* [EXERCISE REQUIREMENTS]
What is needed here is each entry reproduced exactly, without its pictures.

*** Opening AVAILABLE DATA ***

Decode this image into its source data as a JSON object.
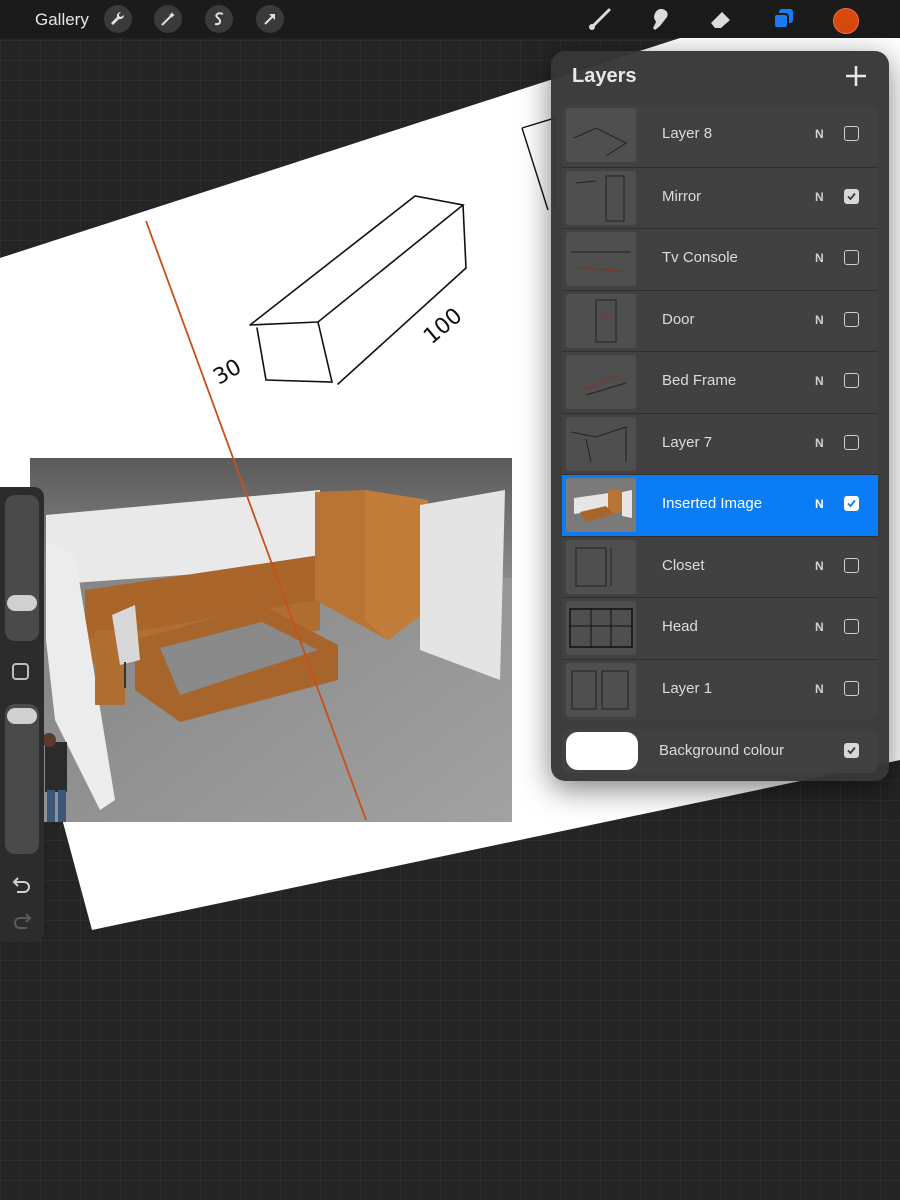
{
  "toolbar": {
    "gallery_label": "Gallery",
    "left_tools": [
      "wrench-icon",
      "magic-wand-icon",
      "selection-icon",
      "transform-icon"
    ],
    "right_tools": [
      "brush-icon",
      "smudge-icon",
      "eraser-icon",
      "layers-icon"
    ],
    "active_color": "#d9480f"
  },
  "canvas": {
    "sketch_labels": {
      "height": "30",
      "length": "100"
    }
  },
  "sidebar": {
    "brush_size_level": 0.3,
    "opacity_level": 0.05,
    "buttons": [
      "undo-icon",
      "redo-icon"
    ]
  },
  "layers_panel": {
    "title": "Layers",
    "layers": [
      {
        "name": "Layer 8",
        "blend": "N",
        "visible": false,
        "selected": false
      },
      {
        "name": "Mirror",
        "blend": "N",
        "visible": true,
        "selected": false
      },
      {
        "name": "Tv Console",
        "blend": "N",
        "visible": false,
        "selected": false
      },
      {
        "name": "Door",
        "blend": "N",
        "visible": false,
        "selected": false
      },
      {
        "name": "Bed Frame",
        "blend": "N",
        "visible": false,
        "selected": false
      },
      {
        "name": "Layer 7",
        "blend": "N",
        "visible": false,
        "selected": false
      },
      {
        "name": "Inserted Image",
        "blend": "N",
        "visible": true,
        "selected": true
      },
      {
        "name": "Closet",
        "blend": "N",
        "visible": false,
        "selected": false
      },
      {
        "name": "Head",
        "blend": "N",
        "visible": false,
        "selected": false
      },
      {
        "name": "Layer 1",
        "blend": "N",
        "visible": false,
        "selected": false
      }
    ],
    "background": {
      "label": "Background colour",
      "visible": true,
      "color": "#ffffff"
    }
  },
  "colors": {
    "accent": "#0a7cf5",
    "stroke": "#c8501a"
  }
}
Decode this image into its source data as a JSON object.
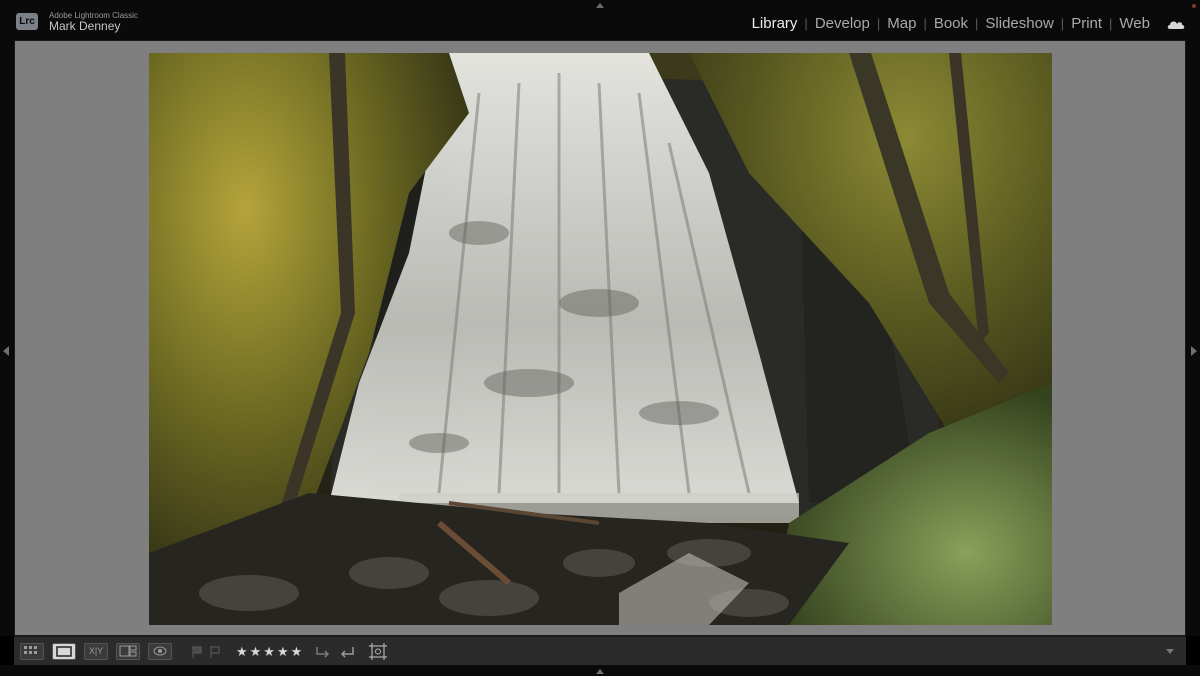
{
  "app": {
    "badge": "Lrc",
    "product": "Adobe Lightroom Classic",
    "user": "Mark Denney"
  },
  "modules": [
    {
      "label": "Library",
      "active": true
    },
    {
      "label": "Develop",
      "active": false
    },
    {
      "label": "Map",
      "active": false
    },
    {
      "label": "Book",
      "active": false
    },
    {
      "label": "Slideshow",
      "active": false
    },
    {
      "label": "Print",
      "active": false
    },
    {
      "label": "Web",
      "active": false
    }
  ],
  "separator": "|",
  "toolbar": {
    "view_buttons": [
      "grid-view-icon",
      "loupe-view-icon",
      "compare-view-icon",
      "survey-view-icon",
      "people-view-icon"
    ],
    "compare_label": "X|Y",
    "rating": "★★★★★",
    "rating_value": 5,
    "rating_max": 5
  },
  "photo": {
    "subject": "waterfall"
  },
  "colors": {
    "background": "#7f7f7f",
    "panel": "#0a0a0a",
    "toolbar": "#2b2b2b",
    "active_module": "#ececec",
    "inactive_module": "#a9a9a9"
  }
}
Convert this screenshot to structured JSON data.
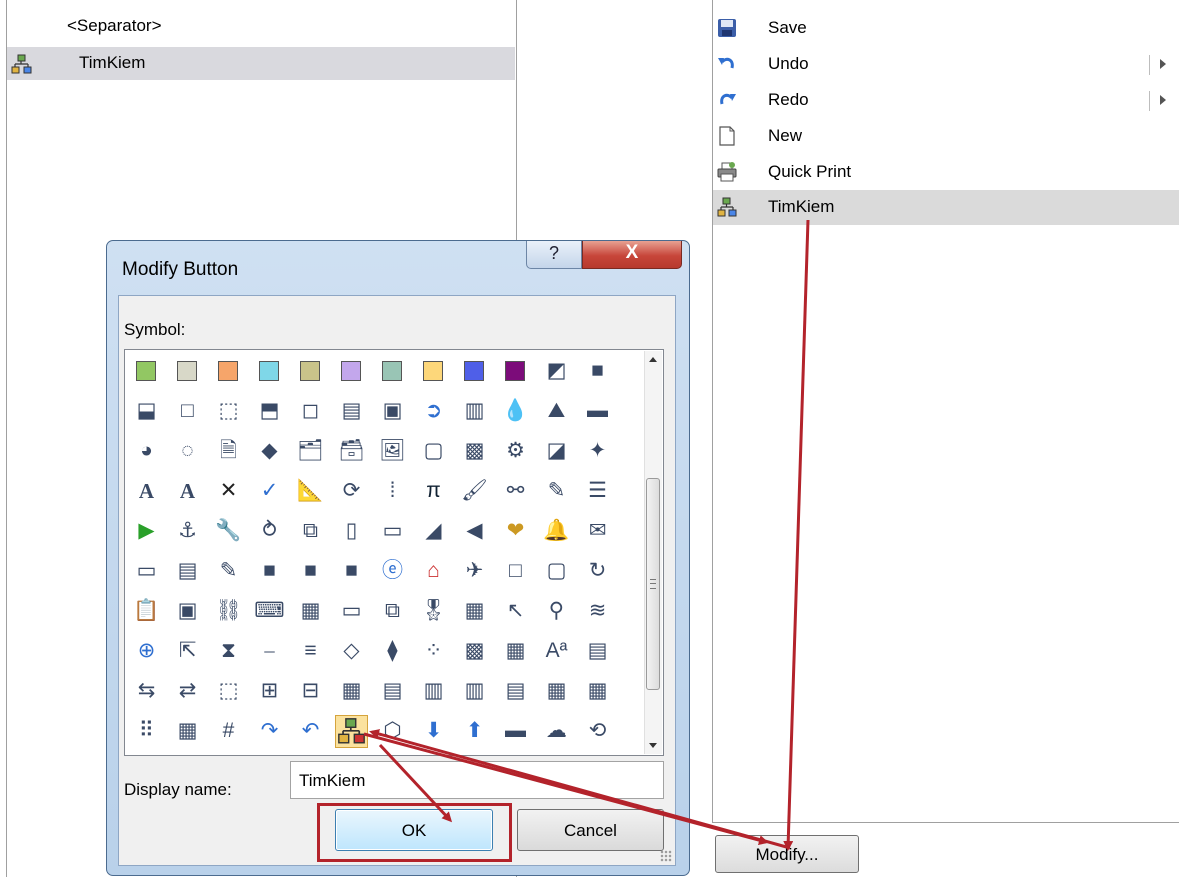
{
  "left_list": {
    "items": [
      {
        "label": "<Separator>",
        "selected": false
      },
      {
        "label": "TimKiem",
        "selected": true,
        "icon": "org-chart-icon"
      }
    ]
  },
  "right_list": {
    "items": [
      {
        "label": "Save",
        "icon": "floppy-disk-icon",
        "submenu": false
      },
      {
        "label": "Undo",
        "icon": "undo-arrow-icon",
        "submenu": true
      },
      {
        "label": "Redo",
        "icon": "redo-arrow-icon",
        "submenu": true
      },
      {
        "label": "New",
        "icon": "blank-page-icon",
        "submenu": false
      },
      {
        "label": "Quick Print",
        "icon": "printer-icon",
        "submenu": false
      },
      {
        "label": "TimKiem",
        "icon": "org-chart-icon",
        "submenu": false,
        "selected": true
      }
    ],
    "modify_button": "Modify..."
  },
  "dialog": {
    "title": "Modify Button",
    "help_label": "?",
    "close_label": "X",
    "symbol_label": "Symbol:",
    "display_name_label": "Display name:",
    "display_name_value": "TimKiem",
    "ok_label": "OK",
    "cancel_label": "Cancel",
    "selected_symbol": "org-chart-icon",
    "colors": {
      "swatches": [
        "#92c763",
        "#d8d8c8",
        "#f6a56a",
        "#7fd7e8",
        "#c9c38a",
        "#c3a7ec",
        "#99c5b5",
        "#fdd77a",
        "#4f5fe8",
        "#7c0c7a"
      ],
      "highlight": "#b3232b",
      "arrow": "#b3232b"
    }
  }
}
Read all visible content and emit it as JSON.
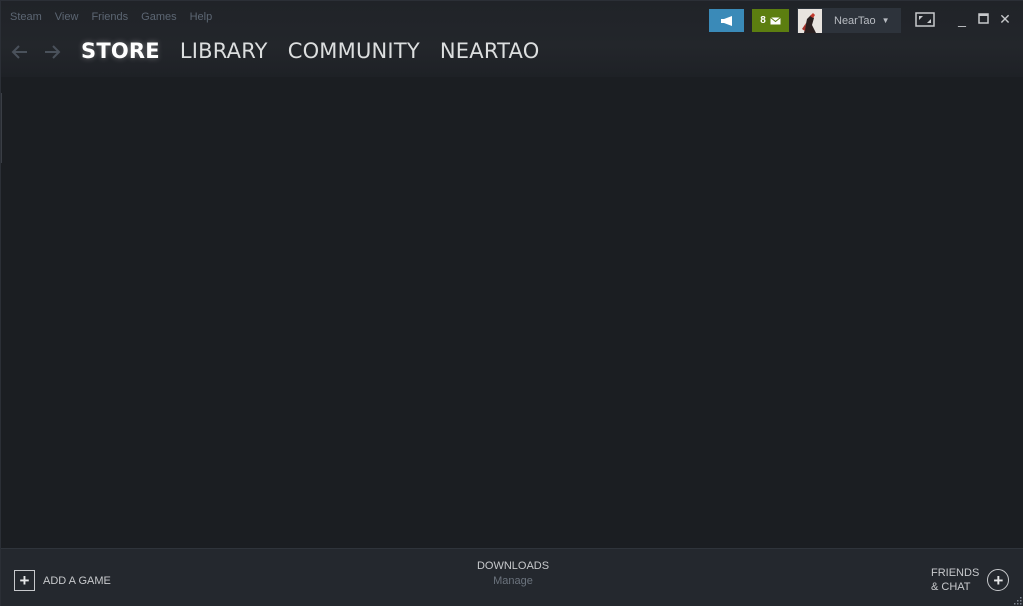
{
  "menubar": {
    "items": [
      "Steam",
      "View",
      "Friends",
      "Games",
      "Help"
    ]
  },
  "nav": {
    "back_icon": "arrow-left-icon",
    "forward_icon": "arrow-right-icon",
    "tabs": [
      {
        "label": "STORE",
        "active": true
      },
      {
        "label": "LIBRARY",
        "active": false
      },
      {
        "label": "COMMUNITY",
        "active": false
      },
      {
        "label": "NEARTAO",
        "active": false
      }
    ]
  },
  "header_right": {
    "announcement_icon": "megaphone-icon",
    "notification_count": "8",
    "notification_icon": "envelope-icon",
    "account_name": "NearTao",
    "bigpicture_icon": "big-picture-icon"
  },
  "window_controls": {
    "minimize": "_",
    "maximize": "☐",
    "close": "✕"
  },
  "footer": {
    "add_game_label": "ADD A GAME",
    "downloads_title": "DOWNLOADS",
    "downloads_sub": "Manage",
    "friends_line1": "FRIENDS",
    "friends_line2": "& CHAT"
  },
  "colors": {
    "announce_bg": "#3a8ab8",
    "notif_bg": "#5c7e10",
    "content_bg": "#1b1e22",
    "footer_bg": "#24282e"
  }
}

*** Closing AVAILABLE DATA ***

* [OUTPUT OF THE EXERCISE]
Decode this image into its source data as a JSON object.
{
  "toolbar": {
    "gallery_label": "Gallery",
    "left_tools": [
      "wrench-icon",
      "magic-wand-icon",
      "selection-icon",
      "transform-icon"
    ],
    "right_tools": [
      "brush-icon",
      "smudge-icon",
      "eraser-icon",
      "layers-icon"
    ],
    "active_color": "#d9480f"
  },
  "canvas": {
    "sketch_labels": {
      "height": "30",
      "length": "100"
    }
  },
  "sidebar": {
    "brush_size_level": 0.3,
    "opacity_level": 0.05,
    "buttons": [
      "undo-icon",
      "redo-icon"
    ]
  },
  "layers_panel": {
    "title": "Layers",
    "layers": [
      {
        "name": "Layer 8",
        "blend": "N",
        "visible": false,
        "selected": false
      },
      {
        "name": "Mirror",
        "blend": "N",
        "visible": true,
        "selected": false
      },
      {
        "name": "Tv Console",
        "blend": "N",
        "visible": false,
        "selected": false
      },
      {
        "name": "Door",
        "blend": "N",
        "visible": false,
        "selected": false
      },
      {
        "name": "Bed Frame",
        "blend": "N",
        "visible": false,
        "selected": false
      },
      {
        "name": "Layer 7",
        "blend": "N",
        "visible": false,
        "selected": false
      },
      {
        "name": "Inserted Image",
        "blend": "N",
        "visible": true,
        "selected": true
      },
      {
        "name": "Closet",
        "blend": "N",
        "visible": false,
        "selected": false
      },
      {
        "name": "Head",
        "blend": "N",
        "visible": false,
        "selected": false
      },
      {
        "name": "Layer 1",
        "blend": "N",
        "visible": false,
        "selected": false
      }
    ],
    "background": {
      "label": "Background colour",
      "visible": true,
      "color": "#ffffff"
    }
  },
  "colors": {
    "accent": "#0a7cf5",
    "stroke": "#c8501a"
  }
}
Decode this image into its source data as a JSON object.
{
  "app": {
    "badge": "Lrc",
    "product": "Adobe Lightroom Classic",
    "user": "Mark Denney"
  },
  "modules": [
    {
      "label": "Library",
      "active": true
    },
    {
      "label": "Develop",
      "active": false
    },
    {
      "label": "Map",
      "active": false
    },
    {
      "label": "Book",
      "active": false
    },
    {
      "label": "Slideshow",
      "active": false
    },
    {
      "label": "Print",
      "active": false
    },
    {
      "label": "Web",
      "active": false
    }
  ],
  "separator": "|",
  "toolbar": {
    "view_buttons": [
      "grid-view-icon",
      "loupe-view-icon",
      "compare-view-icon",
      "survey-view-icon",
      "people-view-icon"
    ],
    "compare_label": "X|Y",
    "rating": "★★★★★",
    "rating_value": 5,
    "rating_max": 5
  },
  "photo": {
    "subject": "waterfall"
  },
  "colors": {
    "background": "#7f7f7f",
    "panel": "#0a0a0a",
    "toolbar": "#2b2b2b",
    "active_module": "#ececec",
    "inactive_module": "#a9a9a9"
  }
}
Convert this screenshot to structured JSON data.
{
  "left_list": {
    "items": [
      {
        "label": "<Separator>",
        "selected": false
      },
      {
        "label": "TimKiem",
        "selected": true,
        "icon": "org-chart-icon"
      }
    ]
  },
  "right_list": {
    "items": [
      {
        "label": "Save",
        "icon": "floppy-disk-icon",
        "submenu": false
      },
      {
        "label": "Undo",
        "icon": "undo-arrow-icon",
        "submenu": true
      },
      {
        "label": "Redo",
        "icon": "redo-arrow-icon",
        "submenu": true
      },
      {
        "label": "New",
        "icon": "blank-page-icon",
        "submenu": false
      },
      {
        "label": "Quick Print",
        "icon": "printer-icon",
        "submenu": false
      },
      {
        "label": "TimKiem",
        "icon": "org-chart-icon",
        "submenu": false,
        "selected": true
      }
    ],
    "modify_button": "Modify..."
  },
  "dialog": {
    "title": "Modify Button",
    "help_label": "?",
    "close_label": "X",
    "symbol_label": "Symbol:",
    "display_name_label": "Display name:",
    "display_name_value": "TimKiem",
    "ok_label": "OK",
    "cancel_label": "Cancel",
    "selected_symbol": "org-chart-icon",
    "colors": {
      "swatches": [
        "#92c763",
        "#d8d8c8",
        "#f6a56a",
        "#7fd7e8",
        "#c9c38a",
        "#c3a7ec",
        "#99c5b5",
        "#fdd77a",
        "#4f5fe8",
        "#7c0c7a"
      ],
      "highlight": "#b3232b",
      "arrow": "#b3232b"
    }
  }
}
Read all visible content and emit it as JSON.
{
  "menubar": {
    "items": [
      "Steam",
      "View",
      "Friends",
      "Games",
      "Help"
    ]
  },
  "nav": {
    "back_icon": "arrow-left-icon",
    "forward_icon": "arrow-right-icon",
    "tabs": [
      {
        "label": "STORE",
        "active": true
      },
      {
        "label": "LIBRARY",
        "active": false
      },
      {
        "label": "COMMUNITY",
        "active": false
      },
      {
        "label": "NEARTAO",
        "active": false
      }
    ]
  },
  "header_right": {
    "announcement_icon": "megaphone-icon",
    "notification_count": "8",
    "notification_icon": "envelope-icon",
    "account_name": "NearTao",
    "bigpicture_icon": "big-picture-icon"
  },
  "window_controls": {
    "minimize": "_",
    "maximize": "☐",
    "close": "✕"
  },
  "footer": {
    "add_game_label": "ADD A GAME",
    "downloads_title": "DOWNLOADS",
    "downloads_sub": "Manage",
    "friends_line1": "FRIENDS",
    "friends_line2": "& CHAT"
  },
  "colors": {
    "announce_bg": "#3a8ab8",
    "notif_bg": "#5c7e10",
    "content_bg": "#1b1e22",
    "footer_bg": "#24282e"
  }
}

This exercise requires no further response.